> **Task goal**:
Whichever lines of the entries hold the word "Http" should be identified and copied.

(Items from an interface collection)
--*--

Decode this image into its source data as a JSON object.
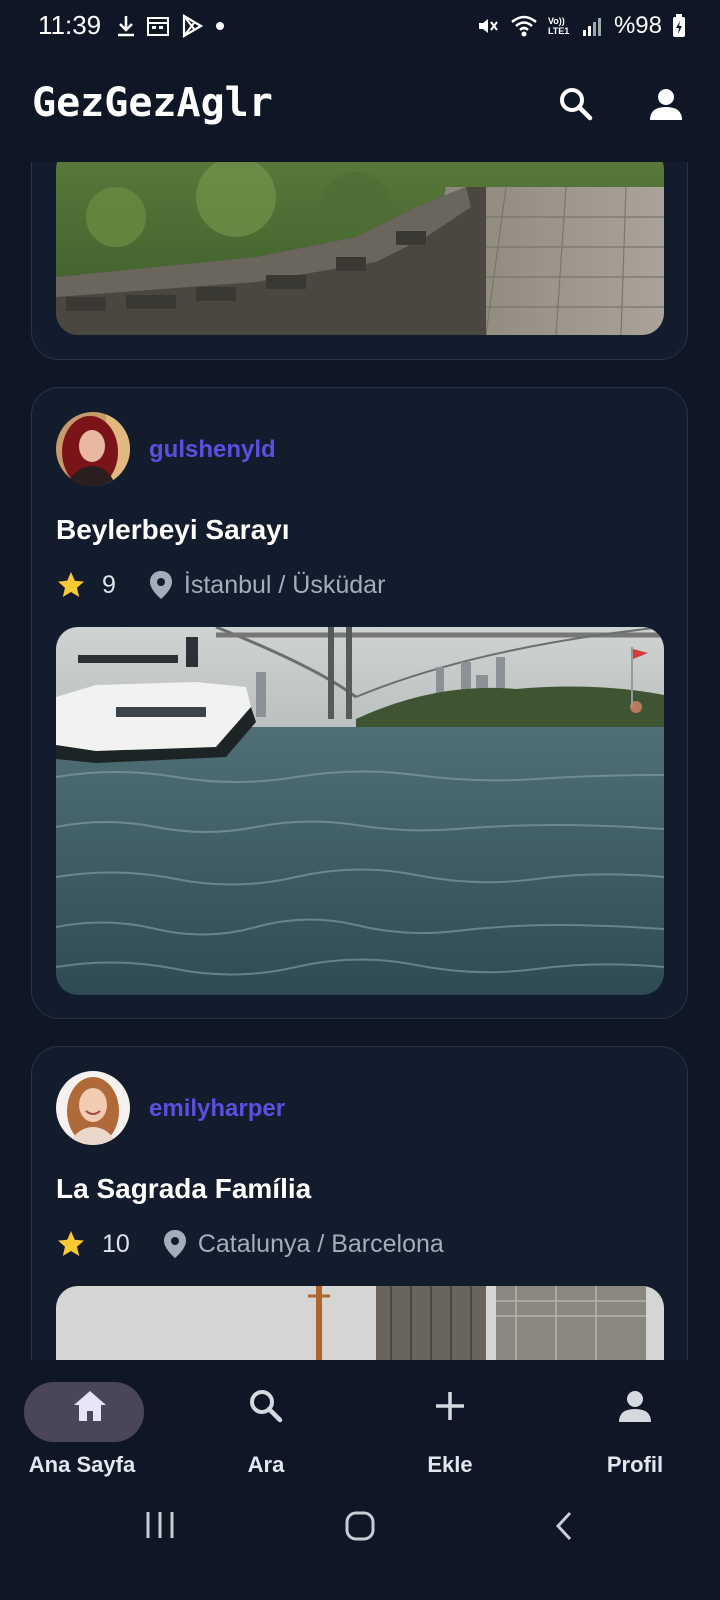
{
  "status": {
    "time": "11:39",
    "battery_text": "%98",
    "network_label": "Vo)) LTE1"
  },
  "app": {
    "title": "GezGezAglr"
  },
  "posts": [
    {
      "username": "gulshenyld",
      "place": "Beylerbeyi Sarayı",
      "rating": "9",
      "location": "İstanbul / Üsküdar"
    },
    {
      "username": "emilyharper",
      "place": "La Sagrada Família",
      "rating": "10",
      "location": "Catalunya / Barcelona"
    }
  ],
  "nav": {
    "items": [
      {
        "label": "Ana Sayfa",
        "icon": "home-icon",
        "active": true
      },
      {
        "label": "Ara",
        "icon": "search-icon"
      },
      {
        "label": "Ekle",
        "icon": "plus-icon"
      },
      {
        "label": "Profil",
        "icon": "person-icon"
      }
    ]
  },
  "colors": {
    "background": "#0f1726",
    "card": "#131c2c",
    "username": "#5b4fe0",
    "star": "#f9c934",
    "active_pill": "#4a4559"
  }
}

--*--

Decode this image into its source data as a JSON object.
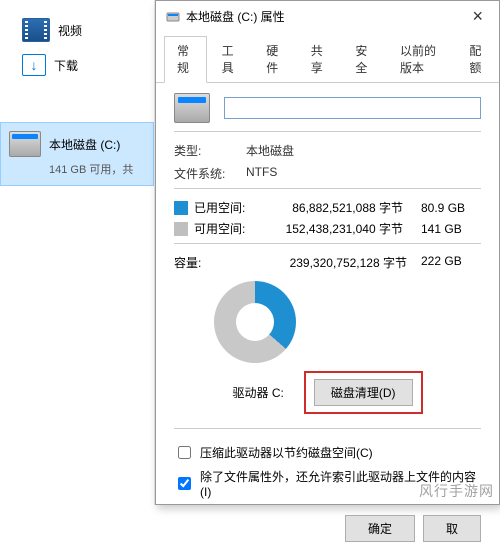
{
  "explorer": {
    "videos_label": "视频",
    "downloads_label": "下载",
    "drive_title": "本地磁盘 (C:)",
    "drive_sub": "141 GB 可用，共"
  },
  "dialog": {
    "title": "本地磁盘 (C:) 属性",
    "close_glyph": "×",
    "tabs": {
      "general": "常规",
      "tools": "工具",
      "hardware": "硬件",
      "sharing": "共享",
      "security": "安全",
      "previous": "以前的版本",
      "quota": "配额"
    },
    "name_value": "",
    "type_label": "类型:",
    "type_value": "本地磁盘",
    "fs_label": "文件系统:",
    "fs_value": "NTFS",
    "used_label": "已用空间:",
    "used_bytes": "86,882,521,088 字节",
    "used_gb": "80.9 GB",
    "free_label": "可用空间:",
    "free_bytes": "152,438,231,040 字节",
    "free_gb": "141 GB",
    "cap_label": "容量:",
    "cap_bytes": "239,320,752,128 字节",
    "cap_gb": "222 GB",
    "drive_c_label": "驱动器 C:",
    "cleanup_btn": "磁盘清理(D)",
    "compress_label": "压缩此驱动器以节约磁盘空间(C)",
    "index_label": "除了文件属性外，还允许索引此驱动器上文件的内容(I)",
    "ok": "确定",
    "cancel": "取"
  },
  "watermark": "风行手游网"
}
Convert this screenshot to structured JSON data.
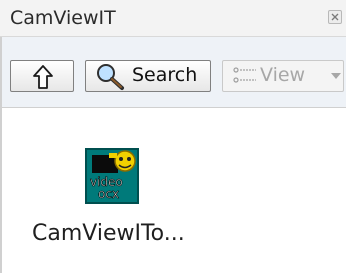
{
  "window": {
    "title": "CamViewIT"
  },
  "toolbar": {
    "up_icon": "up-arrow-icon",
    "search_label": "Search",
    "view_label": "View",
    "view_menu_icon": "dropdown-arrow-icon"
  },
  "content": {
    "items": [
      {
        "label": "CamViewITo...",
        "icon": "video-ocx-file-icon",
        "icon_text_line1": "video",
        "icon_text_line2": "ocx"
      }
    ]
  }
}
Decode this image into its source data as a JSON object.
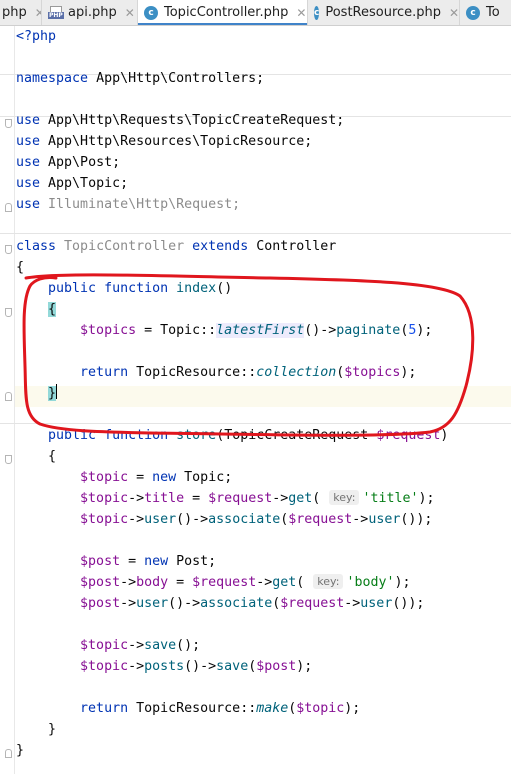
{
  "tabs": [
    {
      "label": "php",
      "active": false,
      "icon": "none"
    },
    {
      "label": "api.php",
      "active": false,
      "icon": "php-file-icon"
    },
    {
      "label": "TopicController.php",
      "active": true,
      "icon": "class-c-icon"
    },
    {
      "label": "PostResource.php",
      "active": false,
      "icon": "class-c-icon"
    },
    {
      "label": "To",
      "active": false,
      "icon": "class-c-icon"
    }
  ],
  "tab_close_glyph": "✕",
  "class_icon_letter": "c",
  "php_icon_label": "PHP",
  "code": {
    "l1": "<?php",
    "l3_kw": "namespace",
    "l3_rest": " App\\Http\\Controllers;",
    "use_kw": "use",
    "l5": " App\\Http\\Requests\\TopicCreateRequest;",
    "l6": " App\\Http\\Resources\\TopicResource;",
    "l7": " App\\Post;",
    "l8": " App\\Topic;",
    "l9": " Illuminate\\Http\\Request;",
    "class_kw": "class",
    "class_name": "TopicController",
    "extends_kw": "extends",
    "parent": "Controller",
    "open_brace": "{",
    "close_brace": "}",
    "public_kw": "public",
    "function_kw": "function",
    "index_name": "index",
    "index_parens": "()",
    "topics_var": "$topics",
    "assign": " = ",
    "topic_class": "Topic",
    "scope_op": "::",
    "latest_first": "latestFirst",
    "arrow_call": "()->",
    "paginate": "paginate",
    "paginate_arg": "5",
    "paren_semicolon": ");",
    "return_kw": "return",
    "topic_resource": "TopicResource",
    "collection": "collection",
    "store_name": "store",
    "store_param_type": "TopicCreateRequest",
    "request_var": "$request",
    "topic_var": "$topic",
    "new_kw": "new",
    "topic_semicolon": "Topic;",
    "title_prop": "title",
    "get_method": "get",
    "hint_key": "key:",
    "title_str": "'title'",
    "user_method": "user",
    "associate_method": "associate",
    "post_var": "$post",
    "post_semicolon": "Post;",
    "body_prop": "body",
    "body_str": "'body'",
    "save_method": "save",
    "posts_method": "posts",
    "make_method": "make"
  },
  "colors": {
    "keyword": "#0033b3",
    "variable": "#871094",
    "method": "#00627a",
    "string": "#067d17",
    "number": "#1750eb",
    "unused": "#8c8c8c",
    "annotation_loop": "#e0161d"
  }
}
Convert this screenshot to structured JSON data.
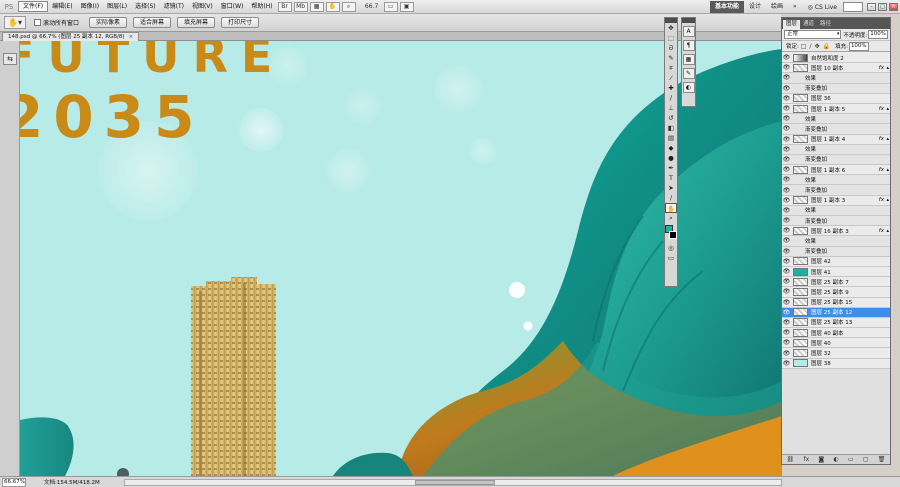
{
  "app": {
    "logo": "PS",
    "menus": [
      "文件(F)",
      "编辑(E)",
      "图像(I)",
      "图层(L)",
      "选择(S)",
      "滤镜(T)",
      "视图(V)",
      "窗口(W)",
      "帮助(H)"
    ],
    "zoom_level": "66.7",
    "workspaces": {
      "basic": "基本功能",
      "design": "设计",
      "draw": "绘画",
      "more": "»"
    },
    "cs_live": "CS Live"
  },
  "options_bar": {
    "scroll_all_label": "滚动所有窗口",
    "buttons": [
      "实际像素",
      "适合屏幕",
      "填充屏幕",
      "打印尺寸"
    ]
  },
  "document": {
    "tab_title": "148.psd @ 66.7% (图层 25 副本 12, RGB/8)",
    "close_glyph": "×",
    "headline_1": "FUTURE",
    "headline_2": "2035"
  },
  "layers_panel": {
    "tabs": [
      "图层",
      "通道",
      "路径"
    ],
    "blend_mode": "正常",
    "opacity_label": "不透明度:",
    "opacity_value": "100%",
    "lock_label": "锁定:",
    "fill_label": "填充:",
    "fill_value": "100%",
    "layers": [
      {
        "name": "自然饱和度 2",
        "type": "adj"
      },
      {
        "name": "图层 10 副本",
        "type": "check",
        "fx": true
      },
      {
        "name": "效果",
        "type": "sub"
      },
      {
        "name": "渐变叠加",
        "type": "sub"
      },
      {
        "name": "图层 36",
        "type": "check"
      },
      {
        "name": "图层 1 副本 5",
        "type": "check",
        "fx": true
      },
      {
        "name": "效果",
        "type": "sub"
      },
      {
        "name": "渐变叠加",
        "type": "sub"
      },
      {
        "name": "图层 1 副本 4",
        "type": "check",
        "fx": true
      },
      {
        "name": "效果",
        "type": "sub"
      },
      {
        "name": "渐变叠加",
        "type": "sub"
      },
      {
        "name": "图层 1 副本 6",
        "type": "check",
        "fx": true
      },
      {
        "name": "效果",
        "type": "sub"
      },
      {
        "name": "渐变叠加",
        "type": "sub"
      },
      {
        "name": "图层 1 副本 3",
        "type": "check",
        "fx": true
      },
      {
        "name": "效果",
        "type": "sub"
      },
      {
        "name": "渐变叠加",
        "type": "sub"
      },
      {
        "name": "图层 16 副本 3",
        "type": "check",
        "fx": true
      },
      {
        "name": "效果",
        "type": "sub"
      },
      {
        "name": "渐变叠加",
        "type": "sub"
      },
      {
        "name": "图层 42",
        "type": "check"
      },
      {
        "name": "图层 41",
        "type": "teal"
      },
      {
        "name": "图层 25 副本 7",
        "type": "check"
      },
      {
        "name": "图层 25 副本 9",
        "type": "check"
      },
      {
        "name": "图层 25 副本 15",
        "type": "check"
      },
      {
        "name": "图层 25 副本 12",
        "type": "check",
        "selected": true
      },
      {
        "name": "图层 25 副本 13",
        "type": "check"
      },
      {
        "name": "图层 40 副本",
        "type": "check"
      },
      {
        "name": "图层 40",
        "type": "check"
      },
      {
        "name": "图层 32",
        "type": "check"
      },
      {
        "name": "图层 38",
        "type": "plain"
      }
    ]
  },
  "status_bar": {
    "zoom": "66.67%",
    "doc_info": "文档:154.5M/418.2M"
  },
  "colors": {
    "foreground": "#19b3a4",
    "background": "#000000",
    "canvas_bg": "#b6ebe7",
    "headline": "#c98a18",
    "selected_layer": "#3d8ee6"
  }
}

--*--

> **Answer to this exercise**:
    "l3_rest": " App\\Http\\Controllers;",
    "l5": " App\\Http\\Requests\\TopicCreateRequest;",
    "l6": " App\\Http\\Resources\\TopicResource;",
    "l9": " Illuminate\\Http\\Request;",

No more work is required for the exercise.